Photo by Barb Pressler
By Trish Gannon
We saw "Boulder City Ghost Town" on our Forest Service map, and wondered what it was like up there in that part of the Cabinet Mountains east of Bonners Ferry. Barb Pressler and I embarked on a venture one day last summer to find out. It was an easy drive for the most part, a paved road through the National Forest and then less than a mile on a rocky, bumpy road through the woods.
It would have been much harder to get there in the late 1800s when Boulder City -- then known as Ruby City -- jumped into existence. But gold provided an incentive for pioneers to hack out roads up the forested slopes of Katka Mountain and establish a settlement that still leaves traces visible today.
Ruby City perches precariously on the southern edge of a sheer gorge that drops into Boulder Creek. Here, the Idaho Gold and Ruby Mining Company separated gold from gravel in a process described by Thor H. Killsgaurd in a 1951 paper as "unique and grandiose in its proceedings," and as typical of "some of the wild and imaginative mining ventures that were prominent during early-day, Western mining."
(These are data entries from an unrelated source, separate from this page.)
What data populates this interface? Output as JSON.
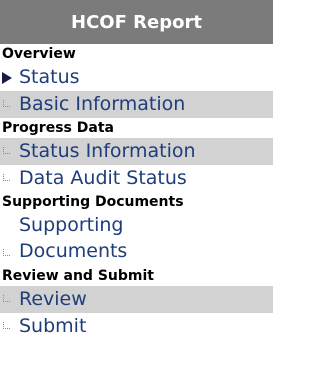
{
  "header": {
    "title": "HCOF Report"
  },
  "sections": [
    {
      "heading": "Overview",
      "items": [
        {
          "label": "Status",
          "current": true,
          "shaded": false
        },
        {
          "label": "Basic Information",
          "current": false,
          "shaded": true
        }
      ]
    },
    {
      "heading": "Progress Data",
      "items": [
        {
          "label": "Status Information",
          "current": false,
          "shaded": true
        },
        {
          "label": "Data Audit Status",
          "current": false,
          "shaded": false
        }
      ]
    },
    {
      "heading": "Supporting Documents",
      "items": [
        {
          "label": "Supporting Documents",
          "current": false,
          "shaded": false,
          "multiline": true
        }
      ]
    },
    {
      "heading": "Review and Submit",
      "items": [
        {
          "label": "Review",
          "current": false,
          "shaded": true
        },
        {
          "label": "Submit",
          "current": false,
          "shaded": false
        }
      ]
    }
  ],
  "colors": {
    "header_bg": "#7b7b7b",
    "link": "#1f3d7a",
    "shade": "#d2d2d2"
  },
  "icons": {
    "current": "current-page-arrow-icon",
    "other": "tree-dots-icon"
  }
}
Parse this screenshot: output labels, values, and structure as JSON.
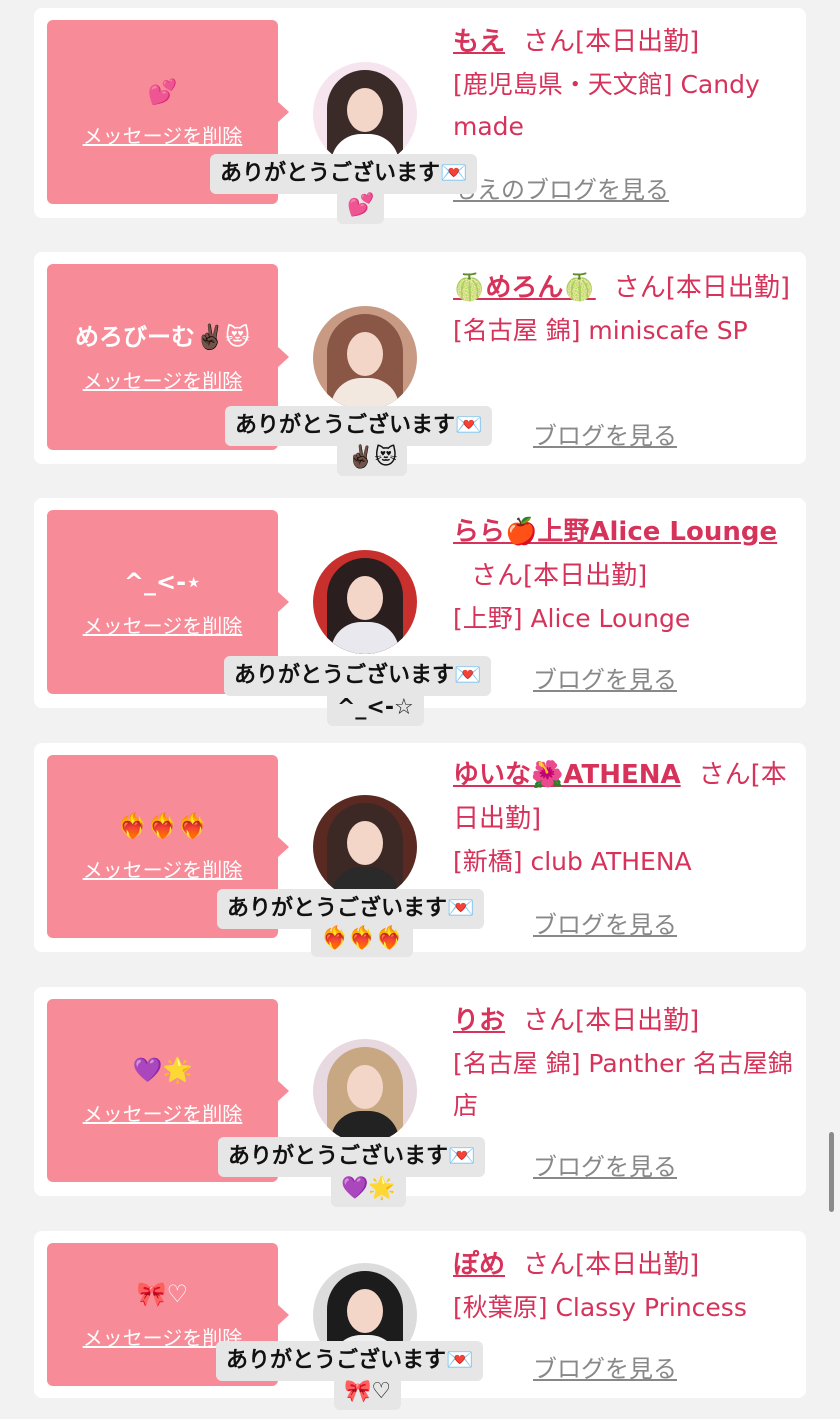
{
  "colors": {
    "accent": "#d6325a",
    "bubble": "#f78b98",
    "link_gray": "#888888",
    "reply_bg": "#e6e6e6"
  },
  "delete_label": "メッセージを削除",
  "blog_label": "ブログを見る",
  "reply_thanks": "ありがとうございます💌",
  "entries": [
    {
      "message": "💕",
      "name": "もえ",
      "suffix": "さん[本日出勤]",
      "shop": "[鹿児島県・天文館] Candy made",
      "blog_prefix": "もえのブログを見る",
      "reply_emoji": "💕",
      "avatar_icon": "avatar-photo"
    },
    {
      "message": "めろびーむ✌🏿😻",
      "name": "🍈めろん🍈",
      "suffix": "さん[本日出勤]",
      "shop": "[名古屋 錦] miniscafe SP",
      "reply_emoji": "✌🏿😻",
      "avatar_icon": "avatar-photo"
    },
    {
      "message": "^_<-⋆",
      "name": "らら🍎上野Alice Lounge",
      "suffix": "さん[本日出勤]",
      "shop": "[上野] Alice Lounge",
      "reply_emoji": "^_<-☆",
      "avatar_icon": "avatar-photo"
    },
    {
      "message": "❤️‍🔥❤️‍🔥❤️‍🔥",
      "name": "ゆいな🌺ATHENA",
      "suffix": "さん[本日出勤]",
      "shop": "[新橋] club ATHENA",
      "reply_emoji": "❤️‍🔥❤️‍🔥❤️‍🔥",
      "avatar_icon": "avatar-photo"
    },
    {
      "message": "💜🌟",
      "name": "りお",
      "suffix": "さん[本日出勤]",
      "shop": "[名古屋 錦] Panther 名古屋錦店",
      "reply_emoji": "💜🌟",
      "avatar_icon": "avatar-photo"
    },
    {
      "message": "🎀♡",
      "name": "ぽめ",
      "suffix": "さん[本日出勤]",
      "shop": "[秋葉原] Classy Princess",
      "reply_emoji": "🎀♡",
      "avatar_icon": "avatar-photo"
    }
  ]
}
On the day Barb and I traveled to the site, we ran into Don Worley, who grew up here and whose family helped settle the area. It was Don who said this landmark was known as Ruby City; he told us about the huge ruby his grandfather found in the creek there.
Tales of gold and precious stones the size of fists are undoubtedly what helped pioneers persevere in such a difficult area. Today, a scattering of decrepit foundations, spectral walls that rise from the undergrowth, and a quartet of gravestones surrounded by a simple fence stand in mute testimony to the lives and love, and laughter and tears that once rang high in the Cabinet Mountains.
To visit Boulder City, stop in at the Bonners Ferry Ranger District office on Highway 95 for a map and information.